In the copy, keep every line below as it is and leave out the pictures.
##########
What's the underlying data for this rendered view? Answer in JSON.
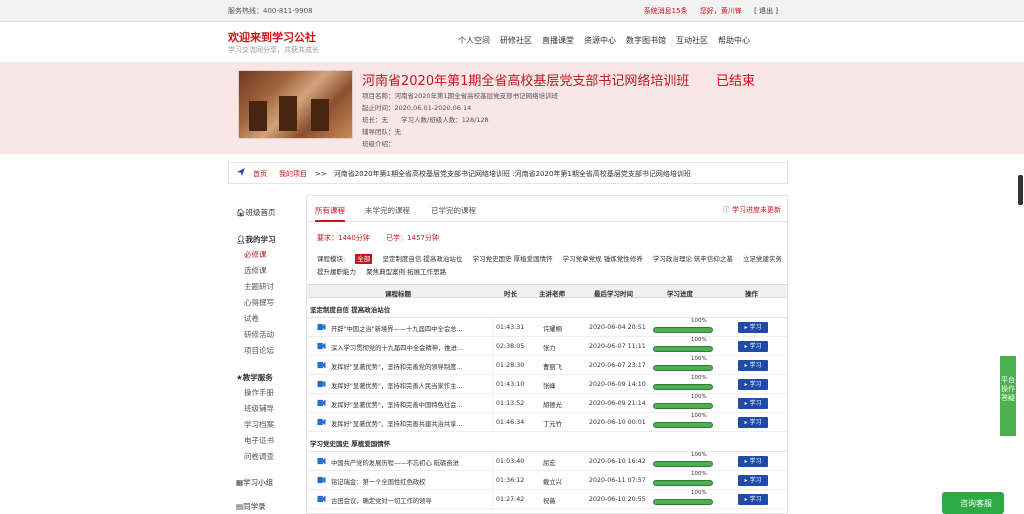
{
  "topbar": {
    "hotline": "服务热线：400-811-9908",
    "messages": "系统消息15条",
    "greeting": "您好，黄川锋",
    "logout": "[ 退出 ]"
  },
  "header": {
    "title": "欢迎来到学习公社",
    "subtitle": "学习交流同分享，共获共成长",
    "nav": [
      "个人空间",
      "研修社区",
      "直播课堂",
      "资源中心",
      "数字图书馆",
      "互动社区",
      "帮助中心"
    ]
  },
  "banner": {
    "title": "河南省2020年第1期全省高校基层党支部书记网络培训班",
    "status": "已结束",
    "info": [
      "项目名称：河南省2020年第1期全省高校基层党支部书记网络培训班",
      "起止时间：2020.06.01-2020.06.14",
      "班长：无　　学习人数/班级人数：128/128",
      "辅导团队：无",
      "班级介绍："
    ]
  },
  "breadcrumb": {
    "home": "首页",
    "project": "我的项目",
    "path": ">>　河南省2020年第1期全省高校基层党支部书记网络培训班 :河南省2020年第1期全省高校基层党支部书记网络培训班"
  },
  "sidebar": {
    "class_home": "班级首页",
    "my_study": "我的学习",
    "study_items": [
      "必修课",
      "选修课",
      "主题研讨",
      "心得撰写",
      "试卷",
      "研修活动",
      "项目论坛"
    ],
    "teaching": "教学服务",
    "teaching_items": [
      "操作手册",
      "班级辅导",
      "学习档案",
      "电子证书",
      "问卷调查"
    ],
    "group": "学习小组",
    "classmates": "同学录"
  },
  "tabs": [
    "所有课程",
    "未学完的课程",
    "已学完的课程"
  ],
  "refresh": "学习进度未更新",
  "requirement": {
    "required": "要求：1440分钟",
    "learned": "已学：1457分钟"
  },
  "filter": {
    "label": "课程模块:",
    "selected": "全部",
    "options": [
      "坚定制度自信 提高政治站位",
      "学习党史国史 厚植爱国情怀",
      "学习党章党规 锤炼党性修养",
      "学习政治理论 筑牢信仰之基",
      "立足党建实务 提升履职能力",
      "聚焦典型案例 拓展工作思路"
    ]
  },
  "table": {
    "headers": [
      "课程标题",
      "时长",
      "主讲老师",
      "最后学习时间",
      "学习进度",
      "操作"
    ],
    "groups": [
      {
        "name": "坚定制度自信 提高政治站位",
        "rows": [
          {
            "title": "开辟\"中国之治\"新境界——十九届四中全会总...",
            "duration": "01:43:31",
            "teacher": "许耀桐",
            "last": "2020-06-04 20:51",
            "progress": 1.0,
            "progress_label": "100%",
            "action": "学习"
          },
          {
            "title": "深入学习贯彻党的十九届四中全会精神，推进...",
            "duration": "02:38:05",
            "teacher": "张力",
            "last": "2020-06-07 11:11",
            "progress": 1.0,
            "progress_label": "100%",
            "action": "学习"
          },
          {
            "title": "发挥好\"显著优势\"，坚持和完善党的领导制度...",
            "duration": "01:28:30",
            "teacher": "曹丽飞",
            "last": "2020-06-07 23:17",
            "progress": 1.0,
            "progress_label": "100%",
            "action": "学习"
          },
          {
            "title": "发挥好\"显著优势\"，坚持和完善人民当家作主...",
            "duration": "01:43:10",
            "teacher": "张峰",
            "last": "2020-06-09 14:10",
            "progress": 1.0,
            "progress_label": "100%",
            "action": "学习"
          },
          {
            "title": "发挥好\"显著优势\"，坚持和完善中国特色社会...",
            "duration": "01:13:52",
            "teacher": "胡德光",
            "last": "2020-06-09 21:14",
            "progress": 1.0,
            "progress_label": "100%",
            "action": "学习"
          },
          {
            "title": "发挥好\"显著优势\"，坚持和完善共建共治共享...",
            "duration": "01:46:34",
            "teacher": "丁元竹",
            "last": "2020-06-10 00:01",
            "progress": 1.0,
            "progress_label": "100%",
            "action": "学习"
          }
        ]
      },
      {
        "name": "学习党史国史 厚植爱国情怀",
        "rows": [
          {
            "title": "中国共产党的发展历程——不忘初心 砥砺奋进",
            "duration": "01:03:40",
            "teacher": "屈宏",
            "last": "2020-06-10 16:42",
            "progress": 1.0,
            "progress_label": "100%",
            "action": "学习"
          },
          {
            "title": "铭记瑞金：第一个全国性红色政权",
            "duration": "01:36:12",
            "teacher": "戴立兴",
            "last": "2020-06-11 07:57",
            "progress": 1.0,
            "progress_label": "100%",
            "action": "学习"
          },
          {
            "title": "古田会议，确定党对一切工作的领导",
            "duration": "01:27:42",
            "teacher": "祝薇",
            "last": "2020-06-10 20:55",
            "progress": 1.0,
            "progress_label": "100%",
            "action": "学习"
          }
        ]
      }
    ]
  },
  "side_float": "平台操作答疑",
  "chat": "咨询客服",
  "colors": {
    "accent": "#c8161d",
    "progress": "#4caf50",
    "button": "#1f4aa8",
    "banner_bg": "#f9e6e7"
  }
}
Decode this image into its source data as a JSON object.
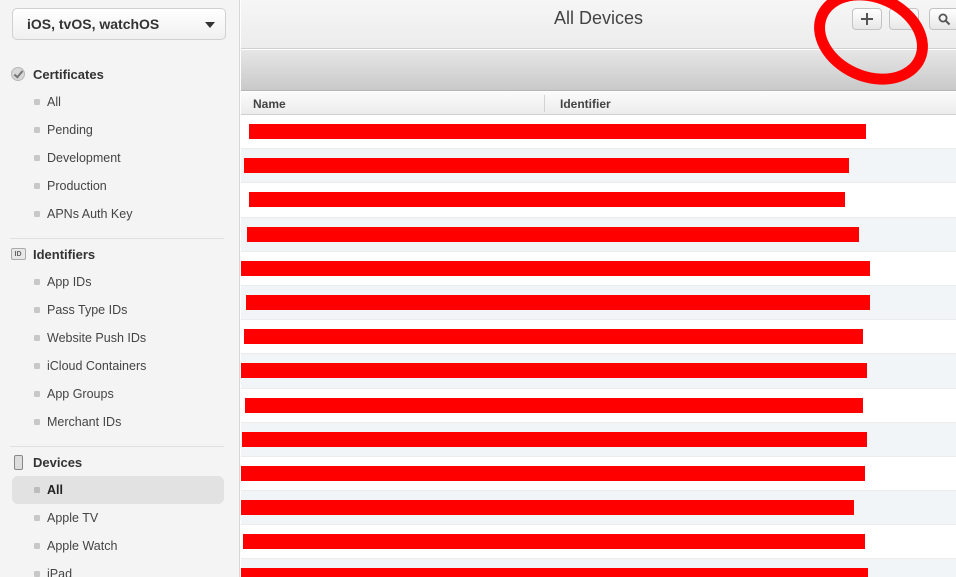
{
  "sidebar": {
    "platform": "iOS, tvOS, watchOS",
    "sections": [
      {
        "title": "Certificates",
        "icon": "certificate-icon",
        "items": [
          "All",
          "Pending",
          "Development",
          "Production",
          "APNs Auth Key"
        ]
      },
      {
        "title": "Identifiers",
        "icon": "id-badge-icon",
        "items": [
          "App IDs",
          "Pass Type IDs",
          "Website Push IDs",
          "iCloud Containers",
          "App Groups",
          "Merchant IDs"
        ]
      },
      {
        "title": "Devices",
        "icon": "iphone-icon",
        "items": [
          "All",
          "Apple TV",
          "Apple Watch",
          "iPad"
        ],
        "selected": "All"
      }
    ]
  },
  "header": {
    "title": "All Devices",
    "buttons": [
      "plus-icon",
      "edit-icon",
      "search-icon"
    ]
  },
  "table": {
    "columns": [
      "Name",
      "Identifier"
    ],
    "row_count_visible": 14,
    "row_content": "redacted"
  },
  "colors": {
    "redaction": "#ff0000",
    "annotation_circle": "#ff0000",
    "selected_row_bg": "#e2e2e2"
  }
}
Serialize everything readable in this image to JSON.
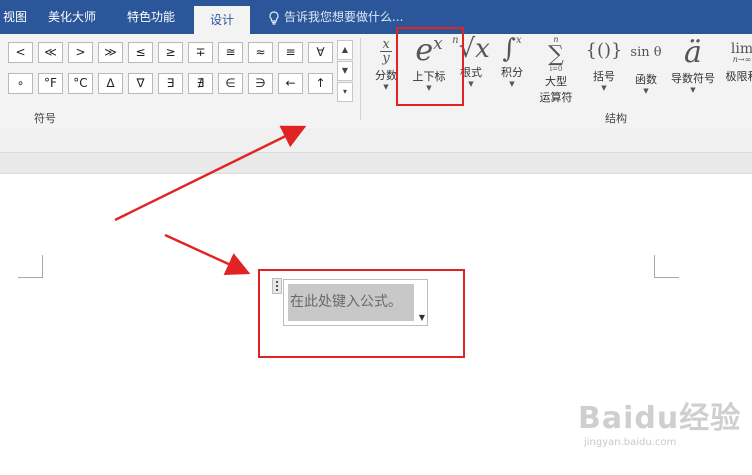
{
  "tabs": [
    {
      "label": "视图",
      "active": false
    },
    {
      "label": "美化大师",
      "active": false
    },
    {
      "label": "特色功能",
      "active": false
    },
    {
      "label": "设计",
      "active": true
    }
  ],
  "tellme": {
    "placeholder": "告诉我您想要做什么..."
  },
  "symbols": {
    "row1": [
      "<",
      "≪",
      ">",
      "≫",
      "≤",
      "≥",
      "∓",
      "≅",
      "≈",
      "≡",
      "∀"
    ],
    "row2": [
      "∘",
      "°F",
      "°C",
      "∆",
      "∇",
      "∃",
      "∄",
      "∈",
      "∋",
      "←",
      "↑"
    ],
    "group_label": "符号"
  },
  "structures": {
    "group_label": "结构",
    "buttons": [
      {
        "glyph": "x/y",
        "label": "分数"
      },
      {
        "glyph": "eˣ",
        "label": "上下标"
      },
      {
        "glyph": "ⁿ√x",
        "label": "根式"
      },
      {
        "glyph": "∫",
        "label": "积分"
      },
      {
        "glyph": "∑",
        "label": "大型",
        "label2": "运算符"
      },
      {
        "glyph": "{()}",
        "label": "括号"
      },
      {
        "glyph": "sin θ",
        "label": "函数"
      },
      {
        "glyph": "ä",
        "label": "导数符号"
      },
      {
        "glyph": "lim",
        "label": "极限和"
      }
    ]
  },
  "equation": {
    "placeholder": "在此处键入公式。"
  },
  "watermark": {
    "brand": "Baidu经验",
    "site": "jingyan.baidu.com"
  },
  "colors": {
    "accent": "#2b579a",
    "highlight": "#e02424"
  }
}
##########
• **OUTPUT**
What's the underlying data for this rendered view? Answer in JSON.
{
  "topbar": {
    "hotline": "服务热线：400-811-9908",
    "messages": "系统消息15条",
    "greeting": "您好，黄川锋",
    "logout": "[ 退出 ]"
  },
  "header": {
    "title": "欢迎来到学习公社",
    "subtitle": "学习交流同分享，共获共成长",
    "nav": [
      "个人空间",
      "研修社区",
      "直播课堂",
      "资源中心",
      "数字图书馆",
      "互动社区",
      "帮助中心"
    ]
  },
  "banner": {
    "title": "河南省2020年第1期全省高校基层党支部书记网络培训班",
    "status": "已结束",
    "info": [
      "项目名称：河南省2020年第1期全省高校基层党支部书记网络培训班",
      "起止时间：2020.06.01-2020.06.14",
      "班长：无　　学习人数/班级人数：128/128",
      "辅导团队：无",
      "班级介绍："
    ]
  },
  "breadcrumb": {
    "home": "首页",
    "project": "我的项目",
    "path": ">>　河南省2020年第1期全省高校基层党支部书记网络培训班 :河南省2020年第1期全省高校基层党支部书记网络培训班"
  },
  "sidebar": {
    "class_home": "班级首页",
    "my_study": "我的学习",
    "study_items": [
      "必修课",
      "选修课",
      "主题研讨",
      "心得撰写",
      "试卷",
      "研修活动",
      "项目论坛"
    ],
    "teaching": "教学服务",
    "teaching_items": [
      "操作手册",
      "班级辅导",
      "学习档案",
      "电子证书",
      "问卷调查"
    ],
    "group": "学习小组",
    "classmates": "同学录"
  },
  "tabs": [
    "所有课程",
    "未学完的课程",
    "已学完的课程"
  ],
  "refresh": "学习进度未更新",
  "requirement": {
    "required": "要求：1440分钟",
    "learned": "已学：1457分钟"
  },
  "filter": {
    "label": "课程模块:",
    "selected": "全部",
    "options": [
      "坚定制度自信 提高政治站位",
      "学习党史国史 厚植爱国情怀",
      "学习党章党规 锤炼党性修养",
      "学习政治理论 筑牢信仰之基",
      "立足党建实务 提升履职能力",
      "聚焦典型案例 拓展工作思路"
    ]
  },
  "table": {
    "headers": [
      "课程标题",
      "时长",
      "主讲老师",
      "最后学习时间",
      "学习进度",
      "操作"
    ],
    "groups": [
      {
        "name": "坚定制度自信 提高政治站位",
        "rows": [
          {
            "title": "开辟\"中国之治\"新境界——十九届四中全会总...",
            "duration": "01:43:31",
            "teacher": "许耀桐",
            "last": "2020-06-04 20:51",
            "progress": 1.0,
            "progress_label": "100%",
            "action": "学习"
          },
          {
            "title": "深入学习贯彻党的十九届四中全会精神，推进...",
            "duration": "02:38:05",
            "teacher": "张力",
            "last": "2020-06-07 11:11",
            "progress": 1.0,
            "progress_label": "100%",
            "action": "学习"
          },
          {
            "title": "发挥好\"显著优势\"，坚持和完善党的领导制度...",
            "duration": "01:28:30",
            "teacher": "曹丽飞",
            "last": "2020-06-07 23:17",
            "progress": 1.0,
            "progress_label": "100%",
            "action": "学习"
          },
          {
            "title": "发挥好\"显著优势\"，坚持和完善人民当家作主...",
            "duration": "01:43:10",
            "teacher": "张峰",
            "last": "2020-06-09 14:10",
            "progress": 1.0,
            "progress_label": "100%",
            "action": "学习"
          },
          {
            "title": "发挥好\"显著优势\"，坚持和完善中国特色社会...",
            "duration": "01:13:52",
            "teacher": "胡德光",
            "last": "2020-06-09 21:14",
            "progress": 1.0,
            "progress_label": "100%",
            "action": "学习"
          },
          {
            "title": "发挥好\"显著优势\"，坚持和完善共建共治共享...",
            "duration": "01:46:34",
            "teacher": "丁元竹",
            "last": "2020-06-10 00:01",
            "progress": 1.0,
            "progress_label": "100%",
            "action": "学习"
          }
        ]
      },
      {
        "name": "学习党史国史 厚植爱国情怀",
        "rows": [
          {
            "title": "中国共产党的发展历程——不忘初心 砥砺奋进",
            "duration": "01:03:40",
            "teacher": "屈宏",
            "last": "2020-06-10 16:42",
            "progress": 1.0,
            "progress_label": "100%",
            "action": "学习"
          },
          {
            "title": "铭记瑞金：第一个全国性红色政权",
            "duration": "01:36:12",
            "teacher": "戴立兴",
            "last": "2020-06-11 07:57",
            "progress": 1.0,
            "progress_label": "100%",
            "action": "学习"
          },
          {
            "title": "古田会议，确定党对一切工作的领导",
            "duration": "01:27:42",
            "teacher": "祝薇",
            "last": "2020-06-10 20:55",
            "progress": 1.0,
            "progress_label": "100%",
            "action": "学习"
          }
        ]
      }
    ]
  },
  "side_float": "平台操作答疑",
  "chat": "咨询客服",
  "colors": {
    "accent": "#c8161d",
    "progress": "#4caf50",
    "button": "#1f4aa8",
    "banner_bg": "#f9e6e7"
  }
}
Decode this image into its source data as a JSON object.
{
  "sidebar": {
    "platform": "iOS, tvOS, watchOS",
    "sections": [
      {
        "title": "Certificates",
        "icon": "certificate-icon",
        "items": [
          "All",
          "Pending",
          "Development",
          "Production",
          "APNs Auth Key"
        ]
      },
      {
        "title": "Identifiers",
        "icon": "id-badge-icon",
        "items": [
          "App IDs",
          "Pass Type IDs",
          "Website Push IDs",
          "iCloud Containers",
          "App Groups",
          "Merchant IDs"
        ]
      },
      {
        "title": "Devices",
        "icon": "iphone-icon",
        "items": [
          "All",
          "Apple TV",
          "Apple Watch",
          "iPad"
        ],
        "selected": "All"
      }
    ]
  },
  "header": {
    "title": "All Devices",
    "buttons": [
      "plus-icon",
      "edit-icon",
      "search-icon"
    ]
  },
  "table": {
    "columns": [
      "Name",
      "Identifier"
    ],
    "row_count_visible": 14,
    "row_content": "redacted"
  },
  "colors": {
    "redaction": "#ff0000",
    "annotation_circle": "#ff0000",
    "selected_row_bg": "#e2e2e2"
  }
}
Serialize everything readable in this image to JSON.
{
  "tabs": [
    {
      "label": "视图",
      "active": false
    },
    {
      "label": "美化大师",
      "active": false
    },
    {
      "label": "特色功能",
      "active": false
    },
    {
      "label": "设计",
      "active": true
    }
  ],
  "tellme": {
    "placeholder": "告诉我您想要做什么..."
  },
  "symbols": {
    "row1": [
      "<",
      "≪",
      ">",
      "≫",
      "≤",
      "≥",
      "∓",
      "≅",
      "≈",
      "≡",
      "∀"
    ],
    "row2": [
      "∘",
      "°F",
      "°C",
      "∆",
      "∇",
      "∃",
      "∄",
      "∈",
      "∋",
      "←",
      "↑"
    ],
    "group_label": "符号"
  },
  "structures": {
    "group_label": "结构",
    "buttons": [
      {
        "glyph": "x/y",
        "label": "分数"
      },
      {
        "glyph": "eˣ",
        "label": "上下标"
      },
      {
        "glyph": "ⁿ√x",
        "label": "根式"
      },
      {
        "glyph": "∫",
        "label": "积分"
      },
      {
        "glyph": "∑",
        "label": "大型",
        "label2": "运算符"
      },
      {
        "glyph": "{()}",
        "label": "括号"
      },
      {
        "glyph": "sin θ",
        "label": "函数"
      },
      {
        "glyph": "ä",
        "label": "导数符号"
      },
      {
        "glyph": "lim",
        "label": "极限和"
      }
    ]
  },
  "equation": {
    "placeholder": "在此处键入公式。"
  },
  "watermark": {
    "brand": "Baidu经验",
    "site": "jingyan.baidu.com"
  },
  "colors": {
    "accent": "#2b579a",
    "highlight": "#e02424"
  }
}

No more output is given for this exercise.